# Least Common Multiple and Greatest Common Divisor

Prove that if $\mathop{\mathrm{lcm}}( a, b) + \gcd(a, b) = a+b$, $a$ divides $b$ or $b$ divides $a$.

This problem seemed simple at first, however I cannot figure out a way to prove this. If I assume both parts of the statement, I can show it is true, but that is not a valid proof method.
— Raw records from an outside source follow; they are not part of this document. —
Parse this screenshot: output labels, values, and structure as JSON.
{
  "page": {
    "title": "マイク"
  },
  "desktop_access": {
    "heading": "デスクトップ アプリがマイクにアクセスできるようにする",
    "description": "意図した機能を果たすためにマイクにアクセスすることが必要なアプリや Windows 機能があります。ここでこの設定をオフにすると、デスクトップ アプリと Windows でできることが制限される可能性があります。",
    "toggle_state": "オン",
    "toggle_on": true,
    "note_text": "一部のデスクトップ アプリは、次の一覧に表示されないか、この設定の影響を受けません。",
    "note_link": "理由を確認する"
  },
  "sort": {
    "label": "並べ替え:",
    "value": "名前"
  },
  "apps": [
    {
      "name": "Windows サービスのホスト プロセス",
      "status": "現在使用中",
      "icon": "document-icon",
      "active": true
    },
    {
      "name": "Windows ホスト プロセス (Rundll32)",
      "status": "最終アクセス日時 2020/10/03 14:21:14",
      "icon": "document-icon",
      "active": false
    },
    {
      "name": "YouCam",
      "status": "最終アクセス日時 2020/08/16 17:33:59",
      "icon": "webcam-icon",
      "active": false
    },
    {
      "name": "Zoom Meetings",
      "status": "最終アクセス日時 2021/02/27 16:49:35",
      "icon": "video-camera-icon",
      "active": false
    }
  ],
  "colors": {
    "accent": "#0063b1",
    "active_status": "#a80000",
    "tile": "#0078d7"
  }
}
• ... or $b$ divides $a$. – ccorn Jul 27 '15 at 3:00
• Yes, sorry, I have updated it – Young Padawan Jul 27 '15 at 3:01
• Please use LaTeX notation like this: $\gcd(a,b)\operatorname{lcm}(a,b)=ab$ which typesets as $\gcd(a,b)\operatorname{lcm}(a,b)=ab$. Oh, and this example could be understood as a hint. – ccorn Jul 27 '15 at 3:08
• @ccorn It hasn't seemed to help me – Young Padawan Jul 27 '15 at 3:10
• ccorn's hint is: show that $\gcd(a,b)$ and $\text{lcm}(a,b)$ are roots of $x^2-(a+b)x+ab$. – Batominovski Jul 27 '15 at 3:27

Let $d = \gcd(a, b)$, and let $a = dA$ and $b = dB$.
Then, since $\operatorname{lcm}(a, b) =\frac{ab}{\gcd(a, b)} =\frac{ABd^2}{d} =ABd$, $d+ABd =Ad+Bd$, so $1+AB =A+B$ or $0 =AB-A-B+1 =(A-1)(B-1)$.
Therefore either $A=1$ or $B=1$. If $A=1$, then $a = dA = d$ divides $b = dB$. Similarly, if $B = 1$, $b$ divides $a$.
• Ah, Mr. (or, more likely, Dr. Prof.) Hardy. You are definitely a smooth operator(name). Me, I'm too lazy - I will use $a, b, c$ for $\alpha, \beta, \gamma$ and, in general, anything to minimize keystrokes. – marty cohen Jul 27 '15 at 5:21